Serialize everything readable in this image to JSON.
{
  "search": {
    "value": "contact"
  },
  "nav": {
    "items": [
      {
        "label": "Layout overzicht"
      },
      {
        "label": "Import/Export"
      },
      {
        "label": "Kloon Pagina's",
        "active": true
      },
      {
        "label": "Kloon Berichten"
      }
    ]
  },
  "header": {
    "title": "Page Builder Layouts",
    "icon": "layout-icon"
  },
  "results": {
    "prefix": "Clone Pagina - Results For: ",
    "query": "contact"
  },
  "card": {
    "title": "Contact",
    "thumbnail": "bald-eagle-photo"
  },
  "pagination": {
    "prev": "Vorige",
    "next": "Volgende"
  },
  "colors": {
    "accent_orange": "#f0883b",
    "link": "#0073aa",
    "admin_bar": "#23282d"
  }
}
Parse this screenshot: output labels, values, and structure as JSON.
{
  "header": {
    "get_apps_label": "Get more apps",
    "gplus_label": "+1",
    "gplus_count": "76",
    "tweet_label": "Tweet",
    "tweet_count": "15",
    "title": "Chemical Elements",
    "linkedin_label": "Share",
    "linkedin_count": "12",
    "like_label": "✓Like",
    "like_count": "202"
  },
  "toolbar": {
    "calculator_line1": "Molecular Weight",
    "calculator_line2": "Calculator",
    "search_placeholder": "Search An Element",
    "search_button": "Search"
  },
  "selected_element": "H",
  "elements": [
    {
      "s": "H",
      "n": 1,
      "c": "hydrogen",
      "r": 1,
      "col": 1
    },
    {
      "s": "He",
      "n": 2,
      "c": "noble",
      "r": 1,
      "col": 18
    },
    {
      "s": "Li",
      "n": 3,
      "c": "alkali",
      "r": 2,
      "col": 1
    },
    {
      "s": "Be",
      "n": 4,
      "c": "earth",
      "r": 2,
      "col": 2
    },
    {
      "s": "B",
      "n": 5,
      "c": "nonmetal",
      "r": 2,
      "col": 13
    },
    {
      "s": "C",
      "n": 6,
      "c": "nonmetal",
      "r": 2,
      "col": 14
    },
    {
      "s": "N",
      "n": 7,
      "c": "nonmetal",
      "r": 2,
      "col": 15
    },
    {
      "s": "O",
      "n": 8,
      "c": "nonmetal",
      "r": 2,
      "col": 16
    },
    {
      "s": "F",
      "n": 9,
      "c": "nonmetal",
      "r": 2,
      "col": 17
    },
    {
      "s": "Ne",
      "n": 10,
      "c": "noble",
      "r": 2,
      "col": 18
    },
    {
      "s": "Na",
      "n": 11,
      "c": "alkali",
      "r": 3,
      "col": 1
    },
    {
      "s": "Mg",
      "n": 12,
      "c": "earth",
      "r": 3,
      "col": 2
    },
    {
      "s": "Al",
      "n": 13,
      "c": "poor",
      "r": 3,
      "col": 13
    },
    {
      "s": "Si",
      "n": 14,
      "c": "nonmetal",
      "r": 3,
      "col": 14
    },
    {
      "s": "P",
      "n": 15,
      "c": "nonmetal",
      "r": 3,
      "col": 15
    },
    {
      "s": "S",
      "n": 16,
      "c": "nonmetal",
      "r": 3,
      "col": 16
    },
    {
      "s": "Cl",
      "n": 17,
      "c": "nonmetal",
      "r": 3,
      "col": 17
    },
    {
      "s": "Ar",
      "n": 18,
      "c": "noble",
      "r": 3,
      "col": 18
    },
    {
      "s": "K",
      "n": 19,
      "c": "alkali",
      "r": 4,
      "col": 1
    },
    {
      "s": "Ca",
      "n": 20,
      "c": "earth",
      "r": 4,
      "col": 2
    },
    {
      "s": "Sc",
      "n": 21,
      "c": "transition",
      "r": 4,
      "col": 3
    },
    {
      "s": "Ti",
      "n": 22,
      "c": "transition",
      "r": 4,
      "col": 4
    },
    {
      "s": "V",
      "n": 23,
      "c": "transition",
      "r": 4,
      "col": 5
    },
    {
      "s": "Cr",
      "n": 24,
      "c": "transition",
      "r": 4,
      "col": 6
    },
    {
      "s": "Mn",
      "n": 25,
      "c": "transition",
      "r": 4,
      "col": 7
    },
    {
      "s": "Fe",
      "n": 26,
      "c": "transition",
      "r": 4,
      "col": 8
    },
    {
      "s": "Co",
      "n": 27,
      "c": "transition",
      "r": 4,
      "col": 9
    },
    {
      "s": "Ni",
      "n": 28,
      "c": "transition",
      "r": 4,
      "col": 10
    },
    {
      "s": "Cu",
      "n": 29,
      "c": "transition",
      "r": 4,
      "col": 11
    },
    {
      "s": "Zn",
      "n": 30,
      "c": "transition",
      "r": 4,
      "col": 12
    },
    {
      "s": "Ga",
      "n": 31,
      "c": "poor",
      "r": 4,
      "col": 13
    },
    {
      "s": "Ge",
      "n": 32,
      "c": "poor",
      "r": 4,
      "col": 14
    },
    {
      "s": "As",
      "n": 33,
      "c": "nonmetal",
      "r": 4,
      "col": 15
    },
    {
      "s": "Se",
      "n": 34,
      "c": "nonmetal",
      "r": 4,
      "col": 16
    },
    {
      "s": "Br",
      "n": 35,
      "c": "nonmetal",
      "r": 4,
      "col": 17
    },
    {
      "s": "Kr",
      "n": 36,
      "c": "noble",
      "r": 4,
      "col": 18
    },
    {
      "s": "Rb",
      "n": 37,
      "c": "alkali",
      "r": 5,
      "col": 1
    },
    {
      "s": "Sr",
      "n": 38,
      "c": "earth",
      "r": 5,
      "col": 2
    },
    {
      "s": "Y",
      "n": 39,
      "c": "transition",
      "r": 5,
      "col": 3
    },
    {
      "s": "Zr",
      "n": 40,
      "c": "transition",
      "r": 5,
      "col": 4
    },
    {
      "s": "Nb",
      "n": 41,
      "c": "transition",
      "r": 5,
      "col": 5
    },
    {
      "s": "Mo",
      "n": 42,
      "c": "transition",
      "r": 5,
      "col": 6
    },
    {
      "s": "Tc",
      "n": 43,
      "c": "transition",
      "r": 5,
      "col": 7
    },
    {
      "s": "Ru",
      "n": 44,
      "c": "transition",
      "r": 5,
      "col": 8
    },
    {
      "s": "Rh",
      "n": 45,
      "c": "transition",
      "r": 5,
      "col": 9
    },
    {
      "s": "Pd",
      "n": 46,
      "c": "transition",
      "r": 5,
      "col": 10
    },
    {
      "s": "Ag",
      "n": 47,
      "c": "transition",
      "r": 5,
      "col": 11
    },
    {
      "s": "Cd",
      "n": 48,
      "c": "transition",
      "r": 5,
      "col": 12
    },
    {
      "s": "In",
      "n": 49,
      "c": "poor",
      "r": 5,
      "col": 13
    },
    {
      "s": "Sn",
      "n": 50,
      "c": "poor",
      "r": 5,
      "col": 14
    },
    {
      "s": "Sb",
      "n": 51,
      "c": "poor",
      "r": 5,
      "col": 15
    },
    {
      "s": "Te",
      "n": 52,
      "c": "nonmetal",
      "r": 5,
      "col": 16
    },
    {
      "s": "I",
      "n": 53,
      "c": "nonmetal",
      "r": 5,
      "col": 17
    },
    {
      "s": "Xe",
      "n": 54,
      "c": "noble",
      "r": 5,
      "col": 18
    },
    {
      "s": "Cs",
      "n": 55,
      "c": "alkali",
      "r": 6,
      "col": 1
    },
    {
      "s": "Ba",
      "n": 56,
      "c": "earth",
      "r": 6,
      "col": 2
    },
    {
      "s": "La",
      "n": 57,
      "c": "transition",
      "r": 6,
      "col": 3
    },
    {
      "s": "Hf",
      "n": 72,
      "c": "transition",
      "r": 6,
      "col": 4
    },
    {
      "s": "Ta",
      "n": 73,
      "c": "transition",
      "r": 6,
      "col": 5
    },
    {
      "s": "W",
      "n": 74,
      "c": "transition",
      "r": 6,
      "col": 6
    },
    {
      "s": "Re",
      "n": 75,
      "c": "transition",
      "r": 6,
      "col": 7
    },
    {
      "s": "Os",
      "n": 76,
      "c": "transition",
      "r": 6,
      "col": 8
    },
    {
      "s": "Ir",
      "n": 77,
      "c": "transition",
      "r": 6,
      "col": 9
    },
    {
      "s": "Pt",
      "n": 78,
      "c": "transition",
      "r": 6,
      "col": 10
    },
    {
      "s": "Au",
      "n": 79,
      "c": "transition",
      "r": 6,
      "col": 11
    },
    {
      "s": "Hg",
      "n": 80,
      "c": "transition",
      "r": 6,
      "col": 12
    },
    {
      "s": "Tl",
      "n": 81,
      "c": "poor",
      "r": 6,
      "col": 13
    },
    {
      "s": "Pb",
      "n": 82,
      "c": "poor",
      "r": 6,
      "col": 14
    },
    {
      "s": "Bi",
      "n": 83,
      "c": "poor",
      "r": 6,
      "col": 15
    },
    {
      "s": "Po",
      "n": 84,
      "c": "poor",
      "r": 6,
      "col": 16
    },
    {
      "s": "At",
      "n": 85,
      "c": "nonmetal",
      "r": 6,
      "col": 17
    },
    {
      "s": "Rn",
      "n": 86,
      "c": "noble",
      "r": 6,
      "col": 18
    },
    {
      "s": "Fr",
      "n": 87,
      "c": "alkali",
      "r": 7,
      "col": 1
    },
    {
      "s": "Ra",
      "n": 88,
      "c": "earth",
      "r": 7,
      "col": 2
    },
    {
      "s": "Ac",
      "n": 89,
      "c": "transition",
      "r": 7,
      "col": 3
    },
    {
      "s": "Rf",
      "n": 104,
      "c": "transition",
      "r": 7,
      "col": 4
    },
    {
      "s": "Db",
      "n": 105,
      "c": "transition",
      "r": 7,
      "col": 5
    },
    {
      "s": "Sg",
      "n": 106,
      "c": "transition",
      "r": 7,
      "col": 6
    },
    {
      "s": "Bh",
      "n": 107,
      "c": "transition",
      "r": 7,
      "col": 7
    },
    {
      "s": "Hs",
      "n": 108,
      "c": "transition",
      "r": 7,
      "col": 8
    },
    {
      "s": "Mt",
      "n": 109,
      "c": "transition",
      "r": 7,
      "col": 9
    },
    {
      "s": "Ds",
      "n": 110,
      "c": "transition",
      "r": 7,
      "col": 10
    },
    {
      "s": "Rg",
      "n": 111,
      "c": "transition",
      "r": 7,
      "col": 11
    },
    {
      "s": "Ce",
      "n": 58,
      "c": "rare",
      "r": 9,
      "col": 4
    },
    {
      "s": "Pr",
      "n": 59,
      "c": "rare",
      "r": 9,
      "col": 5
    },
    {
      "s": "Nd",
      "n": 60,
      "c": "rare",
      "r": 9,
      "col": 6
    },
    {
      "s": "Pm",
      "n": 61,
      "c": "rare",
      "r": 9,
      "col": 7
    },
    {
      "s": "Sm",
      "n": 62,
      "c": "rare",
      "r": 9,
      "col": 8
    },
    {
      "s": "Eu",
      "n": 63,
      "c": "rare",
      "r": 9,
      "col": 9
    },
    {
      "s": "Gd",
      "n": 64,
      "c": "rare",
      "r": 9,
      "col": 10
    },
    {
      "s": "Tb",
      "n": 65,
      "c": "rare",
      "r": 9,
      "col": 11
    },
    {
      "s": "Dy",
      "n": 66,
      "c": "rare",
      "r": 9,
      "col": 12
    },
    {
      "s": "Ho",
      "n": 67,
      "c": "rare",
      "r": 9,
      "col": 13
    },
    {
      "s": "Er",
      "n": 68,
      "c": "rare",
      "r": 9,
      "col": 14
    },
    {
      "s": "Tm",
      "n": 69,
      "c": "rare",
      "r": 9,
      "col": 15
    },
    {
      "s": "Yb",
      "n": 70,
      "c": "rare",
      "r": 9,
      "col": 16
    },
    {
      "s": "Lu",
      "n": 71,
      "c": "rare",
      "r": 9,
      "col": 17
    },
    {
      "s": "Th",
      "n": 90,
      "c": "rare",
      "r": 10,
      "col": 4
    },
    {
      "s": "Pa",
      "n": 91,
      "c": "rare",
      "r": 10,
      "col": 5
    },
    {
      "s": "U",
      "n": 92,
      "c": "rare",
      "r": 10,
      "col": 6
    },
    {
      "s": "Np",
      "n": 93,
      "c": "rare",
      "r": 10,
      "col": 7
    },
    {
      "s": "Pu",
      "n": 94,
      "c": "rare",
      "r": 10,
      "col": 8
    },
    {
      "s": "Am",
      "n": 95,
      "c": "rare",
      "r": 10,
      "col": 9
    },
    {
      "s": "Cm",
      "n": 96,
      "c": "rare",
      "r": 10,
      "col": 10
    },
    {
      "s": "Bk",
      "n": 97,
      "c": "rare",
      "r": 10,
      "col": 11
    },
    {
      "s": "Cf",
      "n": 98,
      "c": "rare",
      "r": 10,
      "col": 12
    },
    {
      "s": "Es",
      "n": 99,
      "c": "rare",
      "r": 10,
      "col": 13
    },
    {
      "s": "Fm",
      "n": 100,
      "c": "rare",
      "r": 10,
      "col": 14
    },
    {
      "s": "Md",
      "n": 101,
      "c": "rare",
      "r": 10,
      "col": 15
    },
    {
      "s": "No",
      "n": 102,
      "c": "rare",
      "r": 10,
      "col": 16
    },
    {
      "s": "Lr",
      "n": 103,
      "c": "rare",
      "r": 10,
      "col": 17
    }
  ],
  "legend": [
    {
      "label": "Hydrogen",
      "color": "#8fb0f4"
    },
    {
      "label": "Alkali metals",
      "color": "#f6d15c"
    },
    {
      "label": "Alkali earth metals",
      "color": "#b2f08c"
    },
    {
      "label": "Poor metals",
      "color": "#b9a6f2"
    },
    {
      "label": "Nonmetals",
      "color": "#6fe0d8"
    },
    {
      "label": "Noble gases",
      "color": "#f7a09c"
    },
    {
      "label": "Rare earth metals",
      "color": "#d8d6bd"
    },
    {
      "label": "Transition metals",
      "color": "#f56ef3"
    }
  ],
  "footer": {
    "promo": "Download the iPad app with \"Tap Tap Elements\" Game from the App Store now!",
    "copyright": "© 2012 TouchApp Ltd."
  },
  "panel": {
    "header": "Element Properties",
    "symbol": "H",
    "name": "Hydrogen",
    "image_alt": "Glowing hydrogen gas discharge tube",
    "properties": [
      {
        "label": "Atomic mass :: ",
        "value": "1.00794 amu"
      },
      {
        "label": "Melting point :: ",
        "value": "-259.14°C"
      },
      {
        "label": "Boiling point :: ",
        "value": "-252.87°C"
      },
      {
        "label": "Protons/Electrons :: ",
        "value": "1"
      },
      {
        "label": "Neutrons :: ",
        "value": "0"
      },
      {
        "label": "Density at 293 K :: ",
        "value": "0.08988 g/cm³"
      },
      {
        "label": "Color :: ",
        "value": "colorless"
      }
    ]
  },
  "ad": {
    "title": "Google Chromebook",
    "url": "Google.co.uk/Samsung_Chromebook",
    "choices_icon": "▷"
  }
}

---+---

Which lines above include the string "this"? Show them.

Serialize everything readable in this image to JSON.
Parse this screenshot: output labels, values, and structure as JSON.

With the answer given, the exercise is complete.